▸ **Your objective**: Only text is carried over. Reproduce the entries below exactly.

▸ **Interface dataset entries**:
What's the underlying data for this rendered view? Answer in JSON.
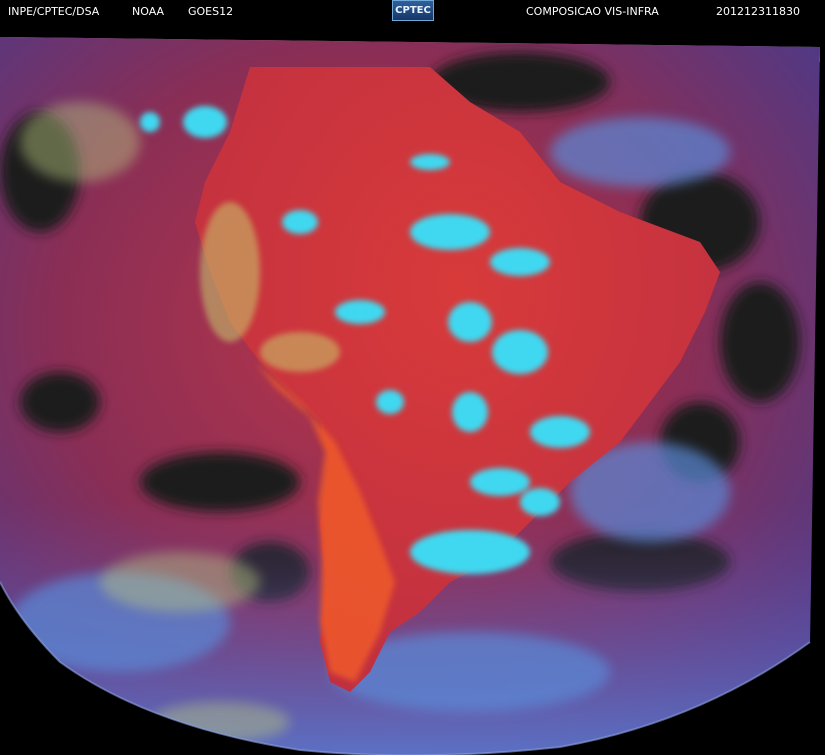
{
  "header": {
    "agency": "INPE/CPTEC/DSA",
    "source": "NOAA",
    "satellite": "GOES12",
    "logo_text": "CPTEC",
    "product": "COMPOSICAO VIS-INFRA",
    "timestamp": "201212311830"
  },
  "colors": {
    "space": "#000000",
    "no_data": "#9a9a9a",
    "land": "#d2363a",
    "ocean": "#7a2a4a",
    "cloud_high": "#3fd8f0",
    "cloud_low": "#6a6ab8",
    "clear_ocean": "#1a1a1a"
  }
}
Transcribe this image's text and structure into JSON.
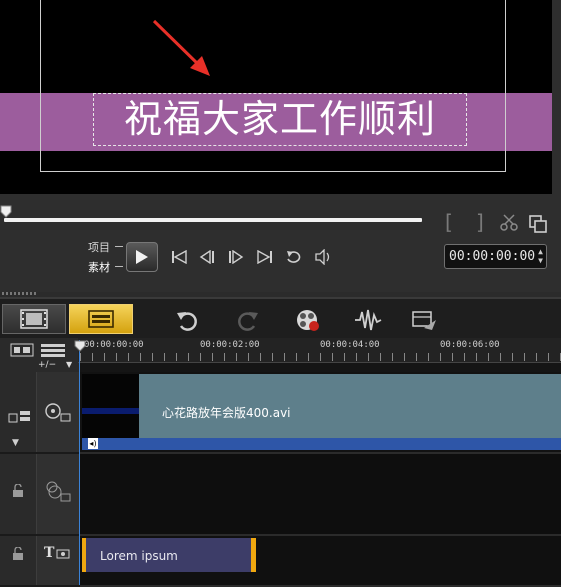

▸ **Answer to this problem**:
What's the underlying data for this rendered view? Answer in JSON.
{
  "header": {
    "agency": "INPE/CPTEC/DSA",
    "source": "NOAA",
    "satellite": "GOES12",
    "logo_text": "CPTEC",
    "product": "COMPOSICAO VIS-INFRA",
    "timestamp": "201212311830"
  },
  "colors": {
    "space": "#000000",
    "no_data": "#9a9a9a",
    "land": "#d2363a",
    "ocean": "#7a2a4a",
    "cloud_high": "#3fd8f0",
    "cloud_low": "#6a6ab8",
    "clear_ocean": "#1a1a1a"
  }
}
Transcribe this image's text and structure into JSON.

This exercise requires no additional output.